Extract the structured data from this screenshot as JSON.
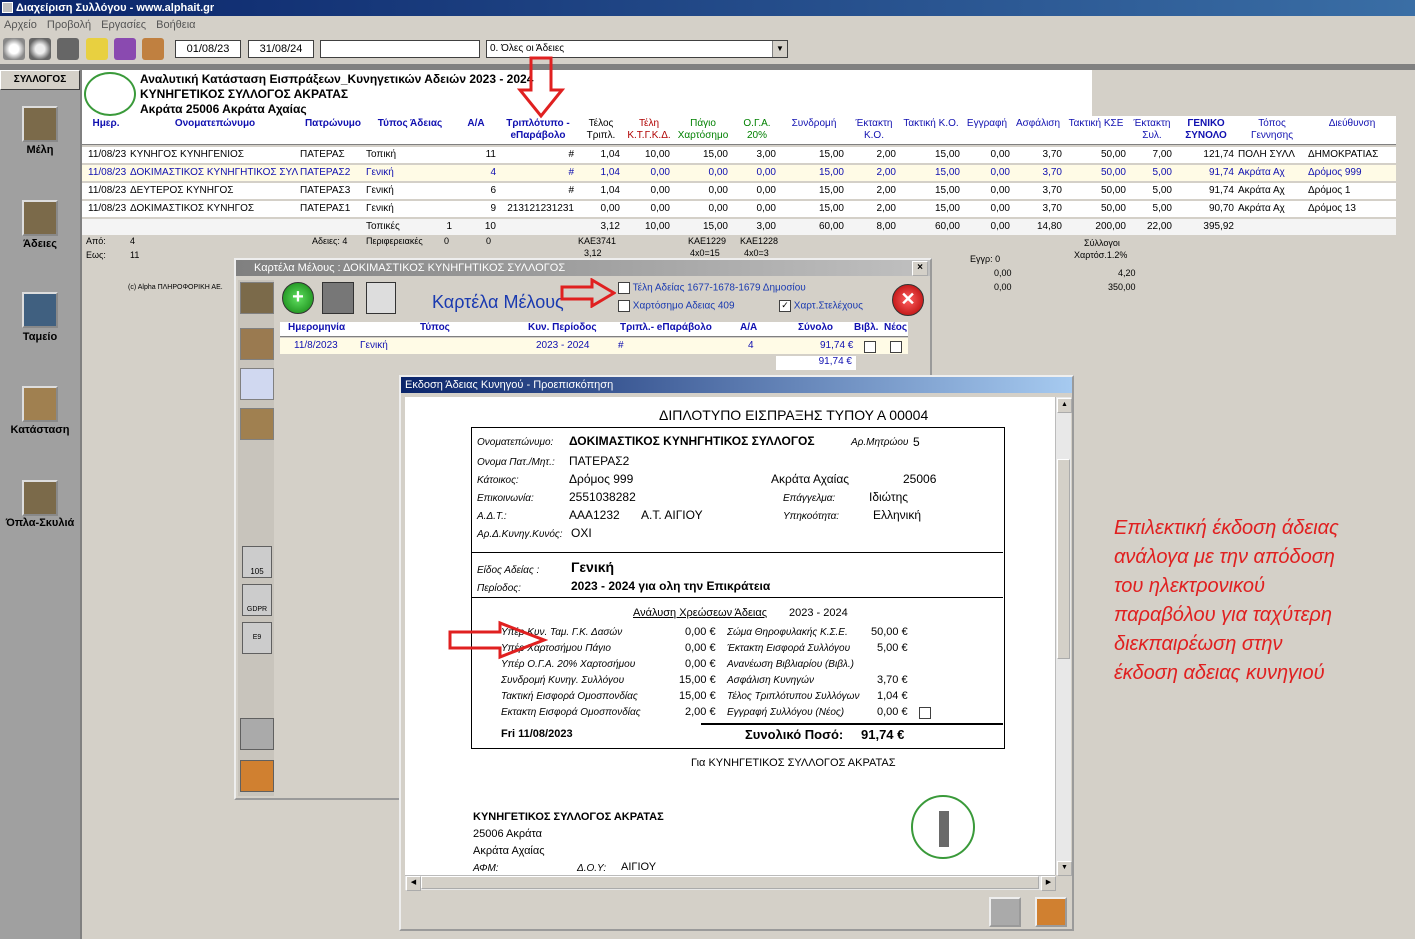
{
  "app": {
    "title": "Διαχείριση Συλλόγου -     www.alphait.gr"
  },
  "menu": [
    "Αρχείο",
    "Προβολή",
    "Εργασίες",
    "Βοήθεια"
  ],
  "toolbar": {
    "date_from": "01/08/23",
    "date_to": "31/08/24",
    "search_value": "",
    "filter_value": "0. Όλες οι Άδειες"
  },
  "sidebar": {
    "header": "ΣΥΛΛΟΓΟΣ",
    "items": [
      {
        "label": "Μέλη",
        "icon": "hunter-icon"
      },
      {
        "label": "Άδειες",
        "icon": "license-icon"
      },
      {
        "label": "Ταμείο",
        "icon": "cash-icon"
      },
      {
        "label": "Κατάσταση",
        "icon": "dog-icon"
      },
      {
        "label": "Όπλα-Σκυλιά",
        "icon": "hunter-dog-icon"
      }
    ]
  },
  "report": {
    "title1": "Αναλυτική Κατάσταση Εισπράξεων_Κυνηγετικών Αδειών 2023 - 2024",
    "title2": "ΚΥΝΗΓΕΤΙΚΟΣ ΣΥΛΛΟΓΟΣ ΑΚΡΑΤΑΣ",
    "title3": "Ακράτα 25006 Ακράτα Αχαίας",
    "columns": [
      "Ημερ.",
      "Ονοματεπώνυμο",
      "Πατρώνυμο",
      "Τύπος Άδειας",
      "Α/Α",
      "Τριπλότυπο - eΠαράβολο",
      "Τέλος Τριπλ.",
      "Τέλη Κ.Τ.Γ.Κ.Δ.",
      "Πάγιο Χαρτόσημο",
      "Ο.Γ.Α. 20%",
      "Συνδρομή",
      "Έκτακτη Κ.Ο.",
      "Τακτική Κ.Ο.",
      "Εγγραφή",
      "Ασφάλιση",
      "Τακτική ΚΣΕ",
      "Έκτακτη Συλ.",
      "ΓΕΝΙΚΟ ΣΥΝΟΛΟ",
      "Τόπος Γεννησης",
      "Διεύθυνση"
    ],
    "rows": [
      [
        "11/08/23",
        "ΚΥΝΗΓΟΣ ΚΥΝΗΓΕΝΙΟΣ",
        "ΠΑΤΕΡΑΣ",
        "Τοπική",
        "11",
        "#",
        "1,04",
        "10,00",
        "15,00",
        "3,00",
        "15,00",
        "2,00",
        "15,00",
        "0,00",
        "3,70",
        "50,00",
        "7,00",
        "121,74",
        "ΠΟΛΗ ΣΥΛΛ",
        "ΔΗΜΟΚΡΑΤΙΑΣ"
      ],
      [
        "11/08/23",
        "ΔΟΚΙΜΑΣΤΙΚΟΣ ΚΥΝΗΓΗΤΙΚΟΣ ΣΥΛ",
        "ΠΑΤΕΡΑΣ2",
        "Γενική",
        "4",
        "#",
        "1,04",
        "0,00",
        "0,00",
        "0,00",
        "15,00",
        "2,00",
        "15,00",
        "0,00",
        "3,70",
        "50,00",
        "5,00",
        "91,74",
        "Ακράτα Αχ",
        "Δρόμος 999"
      ],
      [
        "11/08/23",
        "ΔΕΥΤΕΡΟΣ ΚΥΝΗΓΟΣ",
        "ΠΑΤΕΡΑΣ3",
        "Γενική",
        "6",
        "#",
        "1,04",
        "0,00",
        "0,00",
        "0,00",
        "15,00",
        "2,00",
        "15,00",
        "0,00",
        "3,70",
        "50,00",
        "5,00",
        "91,74",
        "Ακράτα Αχ",
        "Δρόμος 1"
      ],
      [
        "11/08/23",
        "ΔΟΚΙΜΑΣΤΙΚΟΣ ΚΥΝΗΓΟΣ",
        "ΠΑΤΕΡΑΣ1",
        "Γενική",
        "9",
        "213121231231",
        "0,00",
        "0,00",
        "0,00",
        "0,00",
        "15,00",
        "2,00",
        "15,00",
        "0,00",
        "3,70",
        "50,00",
        "5,00",
        "90,70",
        "Ακράτα Αχ",
        "Δρόμος 13"
      ]
    ],
    "totals": {
      "label": "Τοπικές",
      "count": "1",
      "aa": "10",
      "vals": [
        "3,12",
        "10,00",
        "15,00",
        "3,00",
        "60,00",
        "8,00",
        "60,00",
        "0,00",
        "14,80",
        "200,00",
        "22,00",
        "395,92"
      ]
    },
    "footer": {
      "from_label": "Από:",
      "from_val": "4",
      "to_label": "Εως:",
      "to_val": "11",
      "licenses_label": "Αδειες: 4",
      "peripheral_label": "Περιφερειακές",
      "peripheral_val": "0",
      "peripheral_aa": "0",
      "kae1": "ΚΑΕ3741",
      "kae1_val": "3,12",
      "kae2": "ΚΑΕ1229",
      "kae2_val": "4x0=15",
      "kae3": "ΚΑΕ1228",
      "kae3_val": "4x0=3",
      "eggr": "Εγγρ: 0",
      "z1": "0,00",
      "z2": "0,00",
      "syllogoi": "Σύλλογοι",
      "xartosimo": "Χαρτόσ.1.2%",
      "v1": "4,20",
      "v2": "350,00",
      "copyright": "(c) Alpha ΠΛΗΡΟΦΟΡΙΚΗ ΑΕ."
    }
  },
  "member_window": {
    "title": "Καρτέλα Μέλους : ΔΟΚΙΜΑΣΤΙΚΟΣ ΚΥΝΗΓΗΤΙΚΟΣ ΣΥΛΛΟΓΟΣ",
    "heading": "Καρτέλα Μέλους",
    "check1": "Τέλη Αδείας 1677-1678-1679 Δημοσίου",
    "check2": "Χαρτόσημο Αδειας 409",
    "check3": "Χαρτ.Στελέχους",
    "columns": [
      "Ημερομηνία",
      "Τύπος",
      "Κυν. Περίοδος",
      "Τριπλ.- eΠαράβολο",
      "Α/Α",
      "Σύνολο",
      "Βιβλ.",
      "Νέος"
    ],
    "row": {
      "date": "11/8/2023",
      "type": "Γενική",
      "period": "2023 - 2024",
      "tripl": "#",
      "aa": "4",
      "total": "91,74 €"
    },
    "sum": "91,74 €"
  },
  "preview_window": {
    "title": "Εκδοση Άδειας Κυνηγού - Προεπισκόπηση",
    "doc_title": "ΔΙΠΛΟΤΥΠΟ ΕΙΣΠΡΑΞΗΣ ΤΥΠΟΥ Α  00004",
    "name_label": "Ονοματεπώνυμο:",
    "name": "ΔΟΚΙΜΑΣΤΙΚΟΣ ΚΥΝΗΓΗΤΙΚΟΣ ΣΥΛΛΟΓΟΣ",
    "mitroo_label": "Αρ.Μητρώου",
    "mitroo": "5",
    "father_label": "Ονομα Πατ./Μητ.:",
    "father": "ΠΑΤΕΡΑΣ2",
    "resident_label": "Κάτοικος:",
    "street": "Δρόμος 999",
    "city": "Ακράτα Αχαίας",
    "zip": "25006",
    "phone_label": "Επικοινωνία:",
    "phone": "2551038282",
    "job_label": "Επάγγελμα:",
    "job": "Ιδιώτης",
    "adt_label": "Α.Δ.Τ.:",
    "adt": "ΑΑΑ1232",
    "adt_office": "Α.Τ. ΑΙΓΙΟΥ",
    "nation_label": "Υπηκοότητα:",
    "nation": "Ελληνική",
    "gun_label": "Αρ.Δ.Κυνηγ.Κυνός:",
    "gun": "ΟΧΙ",
    "kind_label": "Είδος Αδείας :",
    "kind": "Γενική",
    "period_label": "Περίοδος:",
    "period": "2023 - 2024 για ολη την Επικράτεια",
    "charges_title": "Ανάλυση Χρεώσεων Άδειας",
    "charges_period": "2023 - 2024",
    "charges_left": [
      {
        "label": "Υπέρ Κυν. Ταμ. Γ.Κ. Δασών",
        "value": "0,00 €"
      },
      {
        "label": "Υπέρ Χαρτοσήμου Πάγιο",
        "value": "0,00 €"
      },
      {
        "label": "Υπέρ Ο.Γ.Α. 20% Χαρτοσήμου",
        "value": "0,00 €"
      },
      {
        "label": "Συνδρομή Κυνηγ. Συλλόγου",
        "value": "15,00 €"
      },
      {
        "label": "Τακτική Εισφορά Ομοσπονδίας",
        "value": "15,00 €"
      },
      {
        "label": "Εκτακτη Εισφορά Ομοσπονδίας",
        "value": "2,00 €"
      }
    ],
    "charges_right": [
      {
        "label": "Σώμα Θηροφυλακής Κ.Σ.Ε.",
        "value": "50,00 €"
      },
      {
        "label": "Έκτακτη Εισφορά Συλλόγου",
        "value": "5,00 €"
      },
      {
        "label": "Ανανέωση Βιβλιαρίου (Βιβλ.)",
        "value": ""
      },
      {
        "label": "Ασφάλιση Κυνηγών",
        "value": "3,70 €"
      },
      {
        "label": "Τέλος Τριπλότυπου Συλλόγων",
        "value": "1,04 €"
      },
      {
        "label": "Εγγραφή Συλλόγου  (Νέος)",
        "value": "0,00 €"
      }
    ],
    "date": "Fri 11/08/2023",
    "total_label": "Συνολικό Ποσό:",
    "total": "91,74 €",
    "for_club": "Για ΚΥΝΗΓΕΤΙΚΟΣ ΣΥΛΛΟΓΟΣ ΑΚΡΑΤΑΣ",
    "club_name": "ΚΥΝΗΓΕΤΙΚΟΣ ΣΥΛΛΟΓΟΣ ΑΚΡΑΤΑΣ",
    "club_addr1": "25006 Ακράτα",
    "club_addr2": "Ακράτα Αχαίας",
    "afm_label": "ΑΦΜ:",
    "doy_label": "Δ.Ο.Υ:",
    "doy": "ΑΙΓΙΟΥ"
  },
  "annotation": [
    "Επιλεκτική έκδοση άδειας",
    "ανάλογα με την απόδοση",
    "του ηλεκτρονικού",
    "παραβόλου για ταχύτερη",
    "διεκπαιρέωση στην",
    "έκδοση αδειας κυνηγιού"
  ],
  "colors": {
    "accent": "#0a246a",
    "annotation": "#e02020",
    "selected_text": "#1010b0"
  }
}
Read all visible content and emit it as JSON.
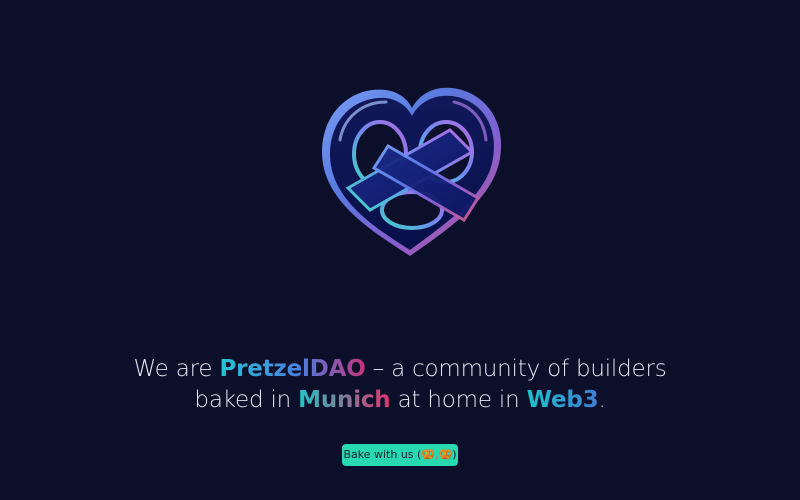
{
  "brand": {
    "logo_icon": "pretzel-logo-icon",
    "colors": {
      "background": "#0c0f2a",
      "teal": "#1ab8c8",
      "pink": "#e2336e",
      "blue": "#3e7ed8",
      "button": "#28d8b0"
    }
  },
  "hero": {
    "line1": {
      "prefix": "We are ",
      "name": "PretzelDAO",
      "suffix": " – a community of builders"
    },
    "line2": {
      "prefix": "baked in ",
      "city": "Munich",
      "middle": " at home in ",
      "web": "Web3",
      "end": "."
    }
  },
  "cta": {
    "label_prefix": "Bake with us (",
    "emoji": "🥨,🥨",
    "label_suffix": ")"
  }
}
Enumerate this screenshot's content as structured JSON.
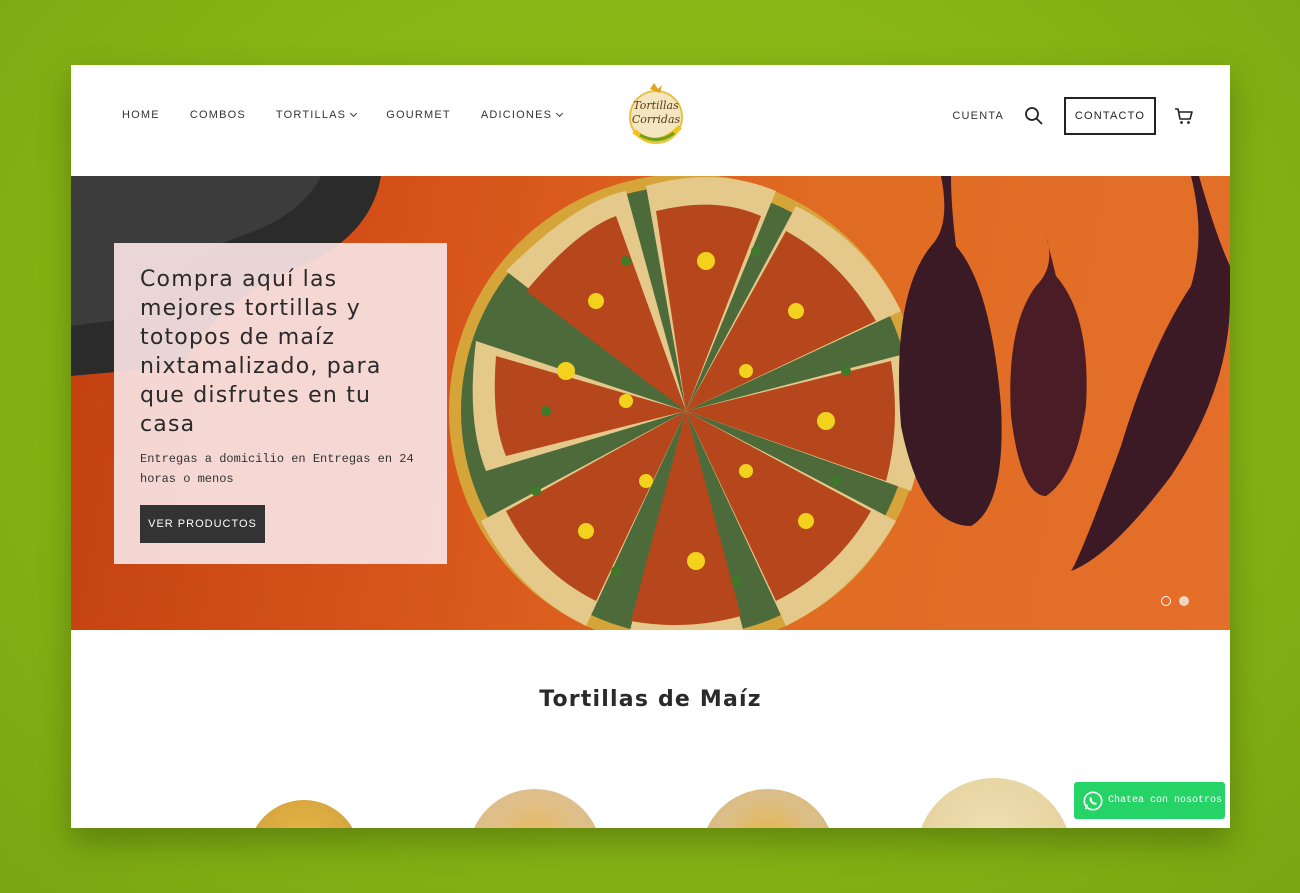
{
  "nav": {
    "items": [
      {
        "label": "HOME",
        "dropdown": false
      },
      {
        "label": "COMBOS",
        "dropdown": false
      },
      {
        "label": "TORTILLAS",
        "dropdown": true
      },
      {
        "label": "GOURMET",
        "dropdown": false
      },
      {
        "label": "ADICIONES",
        "dropdown": true
      }
    ],
    "account_label": "CUENTA",
    "contact_label": "CONTACTO"
  },
  "logo": {
    "line1": "Tortillas",
    "line2": "Corridas"
  },
  "hero": {
    "title": "Compra aquí las mejores tortillas y totopos de maíz nixtamalizado, para que disfrutes en tu casa",
    "subtitle": "Entregas a domicilio en Entregas en 24 horas o menos",
    "button_label": "VER PRODUCTOS",
    "slides": 2,
    "active_slide": 2
  },
  "section": {
    "title": "Tortillas de Maíz"
  },
  "whatsapp": {
    "label": "Chatea con nosotros"
  },
  "colors": {
    "accent": "#25d366",
    "hero_bg": "#d6531a",
    "card_bg": "#f8e2e2",
    "page_bg": "#86b515"
  }
}
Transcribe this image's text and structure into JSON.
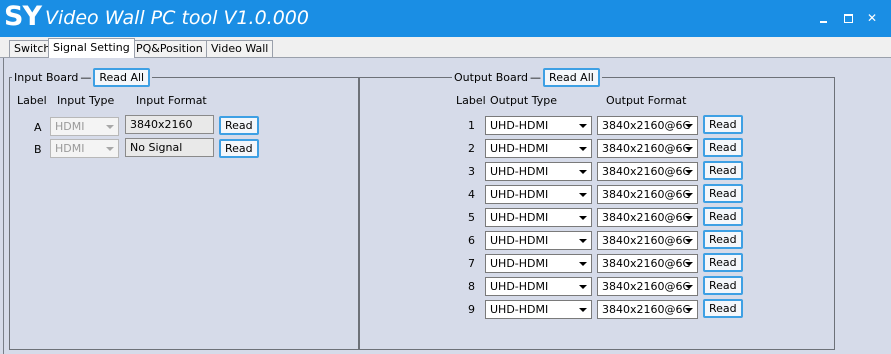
{
  "window": {
    "logo": "SY",
    "title": "Video Wall PC tool V1.0.000"
  },
  "tabs": [
    {
      "label": "Switch",
      "active": false
    },
    {
      "label": "Signal Setting",
      "active": true
    },
    {
      "label": "PQ&Position",
      "active": false
    },
    {
      "label": "Video Wall",
      "active": false
    }
  ],
  "input_board": {
    "title": "Input Board",
    "read_all": "Read All",
    "headers": {
      "label": "Label",
      "type": "Input Type",
      "format": "Input Format"
    },
    "rows": [
      {
        "label": "A",
        "type": "HDMI",
        "format": "3840x2160",
        "read": "Read"
      },
      {
        "label": "B",
        "type": "HDMI",
        "format": "No Signal",
        "read": "Read"
      }
    ]
  },
  "output_board": {
    "title": "Output Board",
    "read_all": "Read All",
    "headers": {
      "label": "Label",
      "type": "Output Type",
      "format": "Output Format"
    },
    "rows": [
      {
        "label": "1",
        "type": "UHD-HDMI",
        "format": "3840x2160@6C",
        "read": "Read"
      },
      {
        "label": "2",
        "type": "UHD-HDMI",
        "format": "3840x2160@6C",
        "read": "Read"
      },
      {
        "label": "3",
        "type": "UHD-HDMI",
        "format": "3840x2160@6C",
        "read": "Read"
      },
      {
        "label": "4",
        "type": "UHD-HDMI",
        "format": "3840x2160@6C",
        "read": "Read"
      },
      {
        "label": "5",
        "type": "UHD-HDMI",
        "format": "3840x2160@6C",
        "read": "Read"
      },
      {
        "label": "6",
        "type": "UHD-HDMI",
        "format": "3840x2160@6C",
        "read": "Read"
      },
      {
        "label": "7",
        "type": "UHD-HDMI",
        "format": "3840x2160@6C",
        "read": "Read"
      },
      {
        "label": "8",
        "type": "UHD-HDMI",
        "format": "3840x2160@6C",
        "read": "Read"
      },
      {
        "label": "9",
        "type": "UHD-HDMI",
        "format": "3840x2160@6C",
        "read": "Read"
      }
    ]
  },
  "colors": {
    "titlebar": "#1a8ee4",
    "background": "#d6dbe9",
    "button_border": "#3ea0e4"
  }
}
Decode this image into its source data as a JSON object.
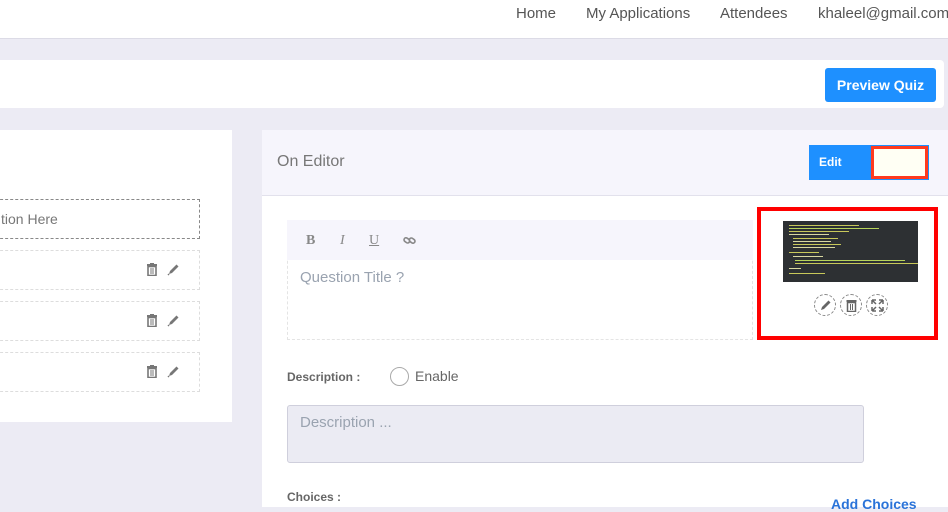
{
  "nav": {
    "home": "Home",
    "applications": "My Applications",
    "attendees": "Attendees",
    "user": "khaleel@gmail.com"
  },
  "toolbar": {
    "preview_label": "Preview Quiz"
  },
  "questions": {
    "add_placeholder": "Add Question Here",
    "add_visible": "tion Here",
    "items": [
      {
        "title": ""
      },
      {
        "title": ""
      },
      {
        "title": ""
      }
    ]
  },
  "editor": {
    "title": "On Editor",
    "edit_label": "Edit",
    "format_buttons": {
      "bold": "B",
      "italic": "I",
      "underline": "U",
      "link": "link-icon"
    },
    "question_placeholder": "Question Title ?",
    "description_label": "Description :",
    "enable_label": "Enable",
    "description_placeholder": "Description ...",
    "choices_label": "Choices :",
    "add_choices_label": "Add Choices"
  },
  "colors": {
    "accent": "#1e90ff",
    "highlight": "#ff0000",
    "background": "#ecebf4"
  }
}
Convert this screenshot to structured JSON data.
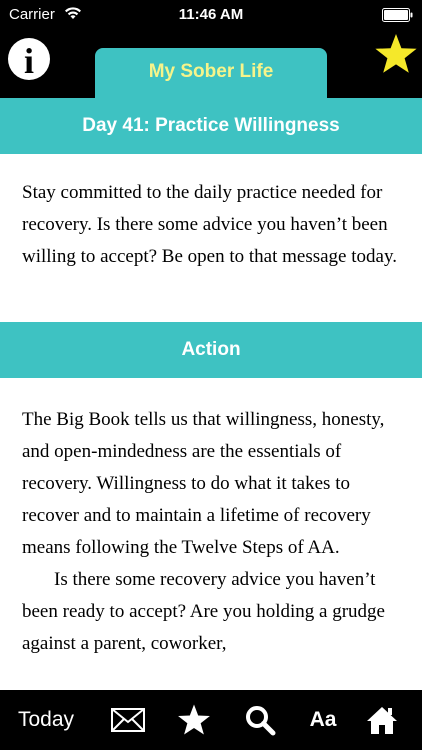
{
  "status_bar": {
    "carrier": "Carrier",
    "time": "11:46 AM"
  },
  "header": {
    "info_glyph": "i",
    "app_title": "My Sober Life",
    "star_icon": "star-icon",
    "accent_color": "#3ec2c2",
    "title_color": "#f6f48a",
    "star_color": "#f5e82a"
  },
  "day": {
    "title": "Day 41: Practice Willingness",
    "reading": "Stay committed to the daily practice needed for recovery. Is there some advice you haven’t been willing to accept? Be open to that message today."
  },
  "action": {
    "heading": "Action",
    "paragraphs": [
      "The Big Book tells us that willingness, honesty, and open-mindedness are the essentials of recovery. Willingness to do what it takes to recover and to maintain a lifetime of recovery means following the Twelve Steps of AA.",
      "Is there some recovery advice you haven’t been ready to accept? Are you holding a grudge against a parent, coworker,"
    ]
  },
  "toolbar": {
    "today_label": "Today",
    "mail_icon": "mail-icon",
    "favorites_icon": "star-icon",
    "search_icon": "search-icon",
    "font_label": "Aa",
    "home_icon": "home-icon"
  }
}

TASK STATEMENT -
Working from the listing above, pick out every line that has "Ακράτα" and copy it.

TASK RESPONSE -
    "title3": "Ακράτα 25006 Ακράτα Αχαίας",
        "Ακράτα Αχ",
        "Ακράτα Αχ",
        "Ακράτα Αχ",
    "city": "Ακράτα Αχαίας",
    "club_addr1": "25006 Ακράτα",
    "club_addr2": "Ακράτα Αχαίας",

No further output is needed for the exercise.